Deaths linked to coronavirus dare being investigated at more than 450 care homes across Scotland.
The Crown Office and Procurator Fiscal Service (COPFS) dedicated Covid-19 Death Investigation Team (CDIT) is currently looking into the circumstances of deaths in a total of 474 care homes throughout Scotland.
The CDIT was established last May, after Lord Advocate James Wolffe QC said all confirmed or suspected virus deaths in care homes must be reported to the crown, as well as the deaths of people who may have been infected with the virus at work.
The team has received 3,385 death reports, and the majority of these are believed to be linked to people who lived in care homes.
The CDIT team is composed of 14 members of staff, including eight lawyers.
A spokesman for the COPFS said the CDIT team said the latest figure of 3,385 includes retrospective reports.
There were 629 reports in December alone.
The spokesman said: “”The Crown Office and Procurator Fiscal Service has established a dedicated team to deal with reports of Covid-19 or presumed Covid-19 deaths in care homes, or where the deceased may have contracted the virus in the course of their employment.
“The Covid-19 Deaths Investigation Team receives and deals with those reports and will work with the relevant agencies to ensure that all necessary and appropriate investigations are undertaken and that each investigation progresses as expediently as it can.”
A great number of deaths have been reported among those who lived in care homes and tested positive for the virus in recent months across the north and north-east of Scotland.
At the start of the year, two north-east care homes where 27 people died and more than 150 people were infected by Covid-19 were criticised by health inspectors.
The COPFS is investigating the deaths, which took place among those from Inchmarlo House care home near Banchory, and Deeside Care Home in Cults.
Yesterday, the Care Inspectorate published a subsequent report, where it re-evaluated its rating of Inchmarlo House’s care and support during the pandemic from weak to adequate.
The watchdog noted improvements in the categories of infection control practices, staffing arrangements, and supporting and safeguarding people’s health and wellbeing.
A spokeswoman for Inchmarlo House said: “The Care Inspectorate’s reinspection is part of our important journey of healing and has given us the opportunity to demonstrate our resilience and restorative efforts in the face of the unprecedented challenges of Covid-19 on our operations.

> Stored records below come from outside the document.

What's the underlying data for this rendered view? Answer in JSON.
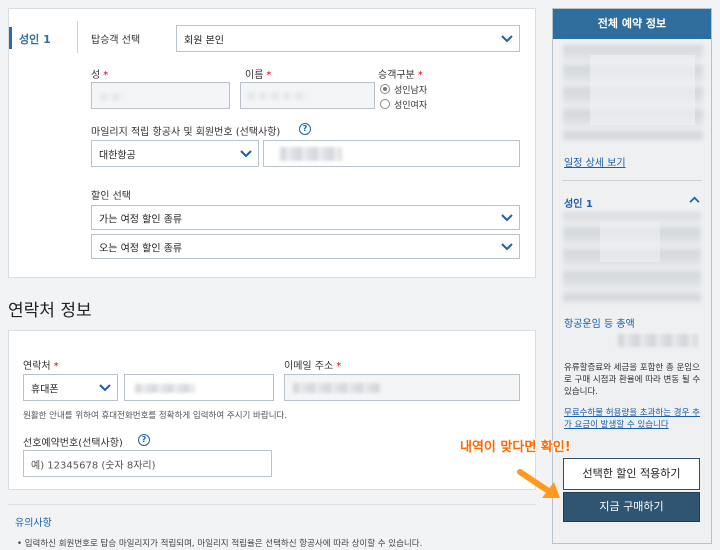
{
  "passenger": {
    "tag": "성인 1",
    "type_label": "탑승객 선택",
    "type_value": "회원 본인",
    "surname_label": "성",
    "given_label": "이름",
    "gender_label": "승객구분",
    "gender_options": [
      "성인남자",
      "성인여자"
    ],
    "mileage_label": "마일리지 적립 항공사 및 회원번호 (선택사항)",
    "airline_value": "대한항공",
    "discount_label": "할인 선택",
    "outbound_value": "가는 여정 할인 종류",
    "inbound_value": "오는 여정 할인 종류"
  },
  "contact": {
    "section_title": "연락처 정보",
    "phone_label": "연락처",
    "phone_type": "휴대폰",
    "email_label": "이메일 주소",
    "hint": "원활한 안내를 위하여 휴대전화번호를 정확하게 입력하여 주시기 바랍니다.",
    "pref_label": "선호예약번호(선택사항)",
    "pref_placeholder": "예) 12345678 (숫자 8자리)"
  },
  "notice": {
    "title": "유의사항",
    "bullet": "입력하신 회원번호로 탑승 마일리지가 적립되며, 마일리지 적립율은 선택하신 항공사에 따라 상이할 수 있습니다."
  },
  "sidebar": {
    "title": "전체 예약 정보",
    "detail_link": "일정 상세 보기",
    "pax_label": "성인 1",
    "fare_total_label": "항공운임 등 총액",
    "fare_note": "유류할증료와 세금을 포함한 총 운임으로 구매 시점과 환율에 따라 변동 될 수 있습니다.",
    "baggage_link": "무료수하물 허용량을 초과하는 경우 추가 요금이 발생할 수 있습니다",
    "apply_button": "선택한 할인 적용하기",
    "buy_button": "지금 구매하기"
  },
  "annotation": "내역이 맞다면 확인!",
  "colors": {
    "accent": "#2f6d9c",
    "button": "#2f5573",
    "required": "#d0021b",
    "highlight": "#ff6a00"
  }
}
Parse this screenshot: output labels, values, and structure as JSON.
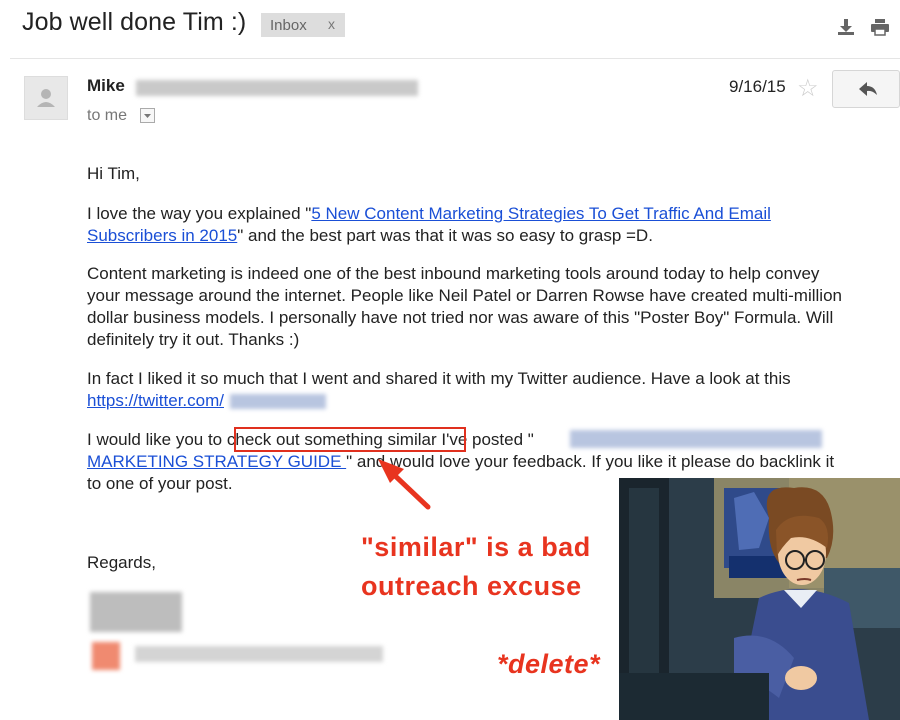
{
  "email": {
    "subject": "Job well done Tim :)",
    "label_chip": "Inbox",
    "label_close": "x",
    "sender_name": "Mike",
    "recipient": "to me",
    "date": "9/16/15"
  },
  "message": {
    "greeting": "Hi Tim,",
    "p1_a": "I love the way you explained \"",
    "p1_link_1": "5 New Content Marketing Strategies To Get Traffic And Email",
    "p1_link_2": "Subscribers in 2015",
    "p1_b": "\" and the best part was that it was so easy to grasp =D.",
    "p2_lines": [
      "Content marketing is indeed one of the best inbound marketing tools around today to help convey",
      "your message around the internet. People like Neil Patel or Darren Rowse have created multi-million",
      "dollar business models. I personally have not tried nor was aware of this \"Poster Boy\" Formula. Will",
      "definitely try it out. Thanks :)"
    ],
    "p3_line1": "In fact I liked it so much that I went and shared it with my Twitter audience. Have a look at this",
    "p3_link": "https://twitter.com/",
    "p4_a": "I would like you to ",
    "p4_highlight": "check out something similar",
    "p4_b": " I've posted \"",
    "p4_link_2": "MARKETING STRATEGY GUIDE ",
    "p4_c": "\" and would love your feedback. If you like it please do backlink it",
    "p4_d": "to one of your post.",
    "sign_off": "Regards,"
  },
  "annotations": {
    "line1": "\"similar\" is a bad",
    "line2": "outreach excuse",
    "delete": "*delete*",
    "color": "#e8341f"
  },
  "icons": {
    "download": "download-icon",
    "print": "print-icon",
    "reply": "reply-icon",
    "star": "star-icon",
    "avatar": "person-icon",
    "dropdown": "chevron-down-icon"
  }
}
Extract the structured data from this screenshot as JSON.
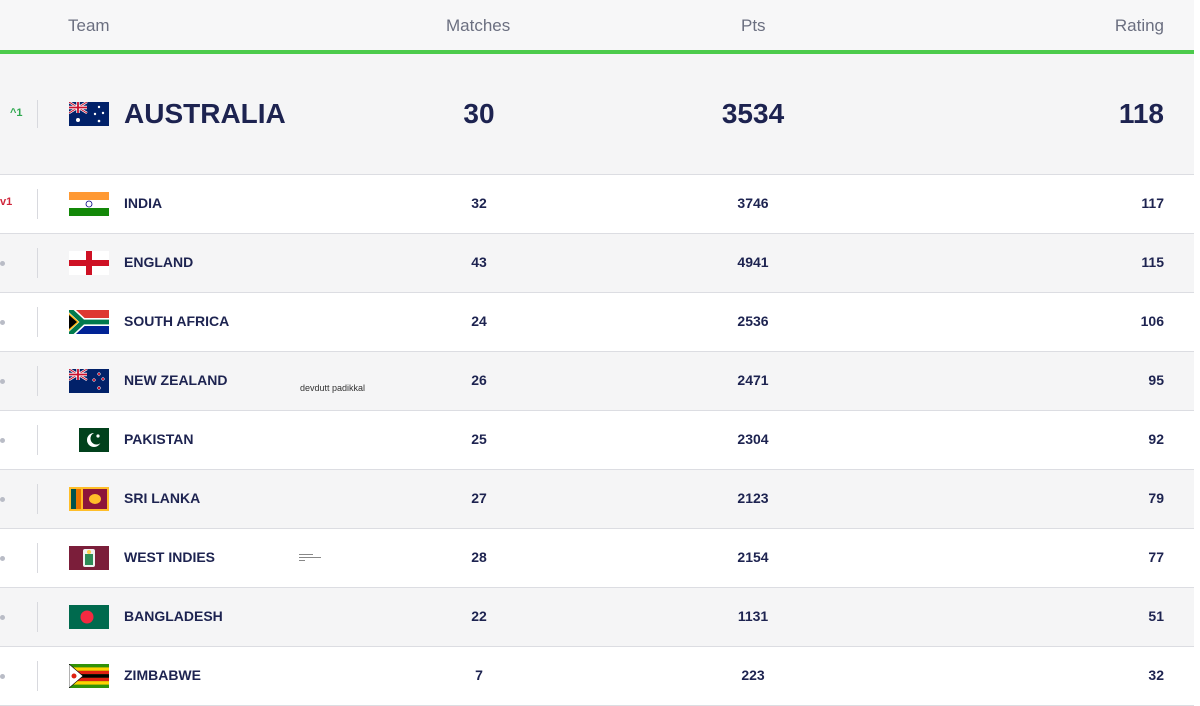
{
  "header": {
    "team": "Team",
    "matches": "Matches",
    "pts": "Pts",
    "rating": "Rating"
  },
  "accent_color": "#4ccb4c",
  "rows": [
    {
      "team": "AUSTRALIA",
      "matches": "30",
      "pts": "3534",
      "rating": "118",
      "change": "^1",
      "change_dir": "up",
      "flag": "australia-flag"
    },
    {
      "team": "INDIA",
      "matches": "32",
      "pts": "3746",
      "rating": "117",
      "change": "v1",
      "change_dir": "down",
      "flag": "india-flag"
    },
    {
      "team": "ENGLAND",
      "matches": "43",
      "pts": "4941",
      "rating": "115",
      "change": "",
      "change_dir": "none",
      "flag": "england-flag"
    },
    {
      "team": "SOUTH AFRICA",
      "matches": "24",
      "pts": "2536",
      "rating": "106",
      "change": "",
      "change_dir": "none",
      "flag": "south-africa-flag"
    },
    {
      "team": "NEW ZEALAND",
      "matches": "26",
      "pts": "2471",
      "rating": "95",
      "change": "",
      "change_dir": "none",
      "flag": "new-zealand-flag"
    },
    {
      "team": "PAKISTAN",
      "matches": "25",
      "pts": "2304",
      "rating": "92",
      "change": "",
      "change_dir": "none",
      "flag": "pakistan-flag"
    },
    {
      "team": "SRI LANKA",
      "matches": "27",
      "pts": "2123",
      "rating": "79",
      "change": "",
      "change_dir": "none",
      "flag": "sri-lanka-flag"
    },
    {
      "team": "WEST INDIES",
      "matches": "28",
      "pts": "2154",
      "rating": "77",
      "change": "",
      "change_dir": "none",
      "flag": "west-indies-flag"
    },
    {
      "team": "BANGLADESH",
      "matches": "22",
      "pts": "1131",
      "rating": "51",
      "change": "",
      "change_dir": "none",
      "flag": "bangladesh-flag"
    },
    {
      "team": "ZIMBABWE",
      "matches": "7",
      "pts": "223",
      "rating": "32",
      "change": "",
      "change_dir": "none",
      "flag": "zimbabwe-flag"
    }
  ],
  "annotation": "devdutt padikkal"
}
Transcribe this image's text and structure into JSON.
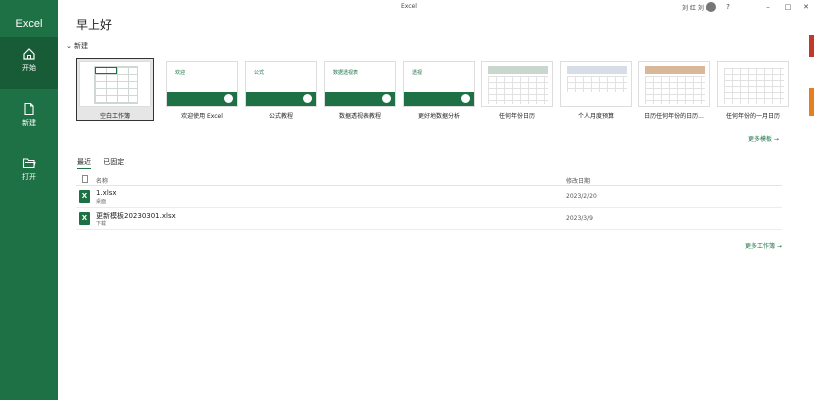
{
  "app": {
    "title": "Excel",
    "window_title": "Excel",
    "user_name": "刘 红 刘 红"
  },
  "sidebar": {
    "items": [
      {
        "label": "开始",
        "icon": "home-icon"
      },
      {
        "label": "新建",
        "icon": "new-file-icon"
      },
      {
        "label": "打开",
        "icon": "folder-open-icon"
      }
    ]
  },
  "greeting": "早上好",
  "new_section": {
    "label": "新建"
  },
  "templates": [
    {
      "name": "空白工作簿"
    },
    {
      "name": "欢迎使用 Excel",
      "thumb_text": "欢迎"
    },
    {
      "name": "公式教程",
      "thumb_text": "公式"
    },
    {
      "name": "数据透视表教程",
      "thumb_text": "数据透视表"
    },
    {
      "name": "更好地数据分析",
      "thumb_text": "透视"
    },
    {
      "name": "任何年份日历"
    },
    {
      "name": "个人月度预算"
    },
    {
      "name": "日历任何年份的日历..."
    },
    {
      "name": "任何年份的一月日历"
    }
  ],
  "more_templates": "更多模板 →",
  "tabs": [
    {
      "label": "最近"
    },
    {
      "label": "已固定"
    }
  ],
  "file_list": {
    "columns": {
      "name": "名称",
      "date": "修改日期"
    },
    "rows": [
      {
        "name": "1.xlsx",
        "location": "桌面",
        "date": "2023/2/20"
      },
      {
        "name": "更新模板20230301.xlsx",
        "location": "下载",
        "date": "2023/3/9"
      }
    ]
  },
  "more_workbooks": "更多工作簿 →",
  "colors": {
    "accent": "#1e7145",
    "sidebar": "#1e7145",
    "sidebar_active": "#185c37"
  }
}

“The improved grade, achieved in a short space of time, provides evidence of the strength of the management and the commitment of the staff to do everything possible to meet the care, health and wellbeing needs of our residents.
“We remain dedicated to further improving these grades to previous standards over the coming days, weeks and months.
“We continue to work in close collaboration with the Aberdeenshire Health and Social Care Partnership whose support throughout these difficult times has been invaluable.”
At Rubislaw Park care home in Aberdeen, the COPFS is investigating the deaths of 11 individuals.
Further north, a number of Covid cases have been confirmed at the Parklands and Burnbank care homes in Buckie.
“Several” members of staff and residents at the facilities have tested positive, and all residents are now isolating in their rooms, with visits suspended.
Two people have died after 20 Covid cases were identified at the Castle Gardens Care Home in Invergordon, and the Fodderty care home near Dingwall.
One woman died at the Castle Gardens care home, and a man died at the Fodderty facility.